The Office of the Privacy of Commissioner Canada (‘OPC’) in collaboration with the Office of the Australian Information Commissioner (‘OAIC’) released, on 23 August 2016, a report outlining the results of their joint investigation into the Ashley Madison data breach, which occurred in July 2015 and compromised approximately 36 million user accounts (‘the Report’). Following the investigation, Avid Life Media Inc. (‘ALM’), the company operating the dating website Ashley Madison, entered into an enforceable undertaking with the OAIC and a compliance agreement with the OPC to ensure that its activities are in compliance with the Australian Privacy Act 1988 and the Canadian Personal Information Protection and Electronic Documents Act 2000.
“The Report did not disappoint from a privacy analysis point of view,” Alec Christie, Partner of Digital Law & Privacy at EY, told DataGuidance. “The clear, precise and targeted analysis of key elements of the privacy law in both Australia and Canada will likely be the precedent/benchmark against which future complaints and own motion investigations of organisations will be measured by the OPC and OAIC.”

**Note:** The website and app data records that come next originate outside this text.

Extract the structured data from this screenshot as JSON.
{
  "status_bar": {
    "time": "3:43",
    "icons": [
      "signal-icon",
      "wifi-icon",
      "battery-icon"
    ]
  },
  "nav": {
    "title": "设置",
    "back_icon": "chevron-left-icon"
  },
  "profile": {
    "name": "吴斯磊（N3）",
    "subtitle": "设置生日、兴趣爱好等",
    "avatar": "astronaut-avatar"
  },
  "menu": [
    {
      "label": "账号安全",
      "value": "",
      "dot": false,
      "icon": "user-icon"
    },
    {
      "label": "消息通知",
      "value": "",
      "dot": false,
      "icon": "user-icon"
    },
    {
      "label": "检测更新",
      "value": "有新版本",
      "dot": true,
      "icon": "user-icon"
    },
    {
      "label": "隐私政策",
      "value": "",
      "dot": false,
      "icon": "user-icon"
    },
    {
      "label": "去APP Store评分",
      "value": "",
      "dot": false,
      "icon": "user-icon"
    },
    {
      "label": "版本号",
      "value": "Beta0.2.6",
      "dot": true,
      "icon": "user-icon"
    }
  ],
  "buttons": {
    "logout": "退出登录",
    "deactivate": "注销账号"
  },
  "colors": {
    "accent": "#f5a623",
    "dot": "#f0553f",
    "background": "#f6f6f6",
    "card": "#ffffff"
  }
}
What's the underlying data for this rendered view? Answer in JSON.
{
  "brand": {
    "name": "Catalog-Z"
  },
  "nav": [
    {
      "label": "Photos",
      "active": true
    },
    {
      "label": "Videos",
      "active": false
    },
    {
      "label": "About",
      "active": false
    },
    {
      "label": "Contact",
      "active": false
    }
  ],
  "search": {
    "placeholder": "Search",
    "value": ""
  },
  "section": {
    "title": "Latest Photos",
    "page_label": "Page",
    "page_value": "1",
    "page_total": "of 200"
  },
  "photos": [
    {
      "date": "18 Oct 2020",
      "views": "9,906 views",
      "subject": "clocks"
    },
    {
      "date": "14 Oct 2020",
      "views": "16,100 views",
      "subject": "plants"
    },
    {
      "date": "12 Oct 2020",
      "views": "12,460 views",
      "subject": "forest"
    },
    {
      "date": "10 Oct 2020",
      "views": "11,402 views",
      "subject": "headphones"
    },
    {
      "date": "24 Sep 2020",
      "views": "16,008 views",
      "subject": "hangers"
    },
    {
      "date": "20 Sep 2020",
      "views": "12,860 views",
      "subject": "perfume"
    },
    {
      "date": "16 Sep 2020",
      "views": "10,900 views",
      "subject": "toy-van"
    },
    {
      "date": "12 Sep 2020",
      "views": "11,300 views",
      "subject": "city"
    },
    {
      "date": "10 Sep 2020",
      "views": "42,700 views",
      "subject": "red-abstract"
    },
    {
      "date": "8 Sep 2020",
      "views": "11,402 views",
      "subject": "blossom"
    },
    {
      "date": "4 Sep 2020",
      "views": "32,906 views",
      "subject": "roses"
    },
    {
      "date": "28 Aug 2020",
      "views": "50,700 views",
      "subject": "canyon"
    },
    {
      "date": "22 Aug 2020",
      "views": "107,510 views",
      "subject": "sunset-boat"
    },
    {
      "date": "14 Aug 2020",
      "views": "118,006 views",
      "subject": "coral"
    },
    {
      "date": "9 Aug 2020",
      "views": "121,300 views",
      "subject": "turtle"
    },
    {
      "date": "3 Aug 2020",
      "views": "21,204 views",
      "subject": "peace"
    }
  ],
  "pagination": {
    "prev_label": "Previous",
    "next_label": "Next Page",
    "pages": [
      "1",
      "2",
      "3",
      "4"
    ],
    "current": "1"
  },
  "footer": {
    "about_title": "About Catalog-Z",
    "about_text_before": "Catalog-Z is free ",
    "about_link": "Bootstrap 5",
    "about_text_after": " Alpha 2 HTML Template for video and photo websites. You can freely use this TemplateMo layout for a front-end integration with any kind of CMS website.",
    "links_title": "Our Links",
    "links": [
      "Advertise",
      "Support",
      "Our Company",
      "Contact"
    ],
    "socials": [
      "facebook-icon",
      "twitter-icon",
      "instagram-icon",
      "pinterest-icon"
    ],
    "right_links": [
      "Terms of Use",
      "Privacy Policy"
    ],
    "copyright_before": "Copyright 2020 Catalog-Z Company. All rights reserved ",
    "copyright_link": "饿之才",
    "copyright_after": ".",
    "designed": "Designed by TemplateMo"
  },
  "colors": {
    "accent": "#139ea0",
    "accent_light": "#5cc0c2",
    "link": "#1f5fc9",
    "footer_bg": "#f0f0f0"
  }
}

In relation to information security, the Report notes that ALM confirmed that the trust-marks displayed on Ashley Madison website front-page were ‘their own fabrication rather than a validated designation by any third party.’ They included a medal icon labelled ‘trusted security award,’ a lock icon indicating the website was ‘SSL secure’ and a statement that the website offered a ‘100% discreet service.’ In particular, the OPC and OAIC affirmed, ‘These statements and trust-marks appear to convey a general impression to individuals considering the use of ALM’s services that the site held a high standard of security and discretion and that individuals could rely on these assurances.’
The Report also underlines that although ALM had physical, technological and organisational safeguards in place at the time of the breach, it did not have ‘an adequate overarching information security framework within which it assessed the adequacy of its information security.’
In the past, OAIC has insisted that a PMP was best practice. Now, it seems clear that a PMP is fundamental to organisations that collect and/or store significant amounts of personal information or any sensitive information to be able to comply with their security obligations
Christie noted, “Any organisation holding a significant amount of personal information or any sensitive information cannot meet its obligations under Canadian or Australian privacy laws in respect of information security without an adequate and coherent governance framework. In Australia this is the first time the Privacy Commissioner has put this as forcefully as this. In the past, he has insisted that a privacy management plan (‘PMP’) was best practice. Now, it seems clear that a PMP is fundamental to organisations that collect and/or store significant amounts of personal information or any sensitive information to be able to comply with their security obligations.”
Moreover, the Report addresses other ALM’s practices, including retaining personal information of users after profiles had been deactivated or deleted by users, and when profiles were inactive, charging users to ‘fully delete’ their profiles, not confirming the accuracy of user email addresses before collecting or using them, and finally ALM’s transparency with users about its personal information handling practices.
Christie concluded, “We encourage you to read the Report, in particular for its analysis of the obligations of information security, deletion and de-identification of personal information, transparency and openness and, most importantly, how basic privacy compliance (i.e. not having a PMP) will no longer be sufficient for most organisations collecting and holding personal information.”
Alice Marini | Privacy Analyst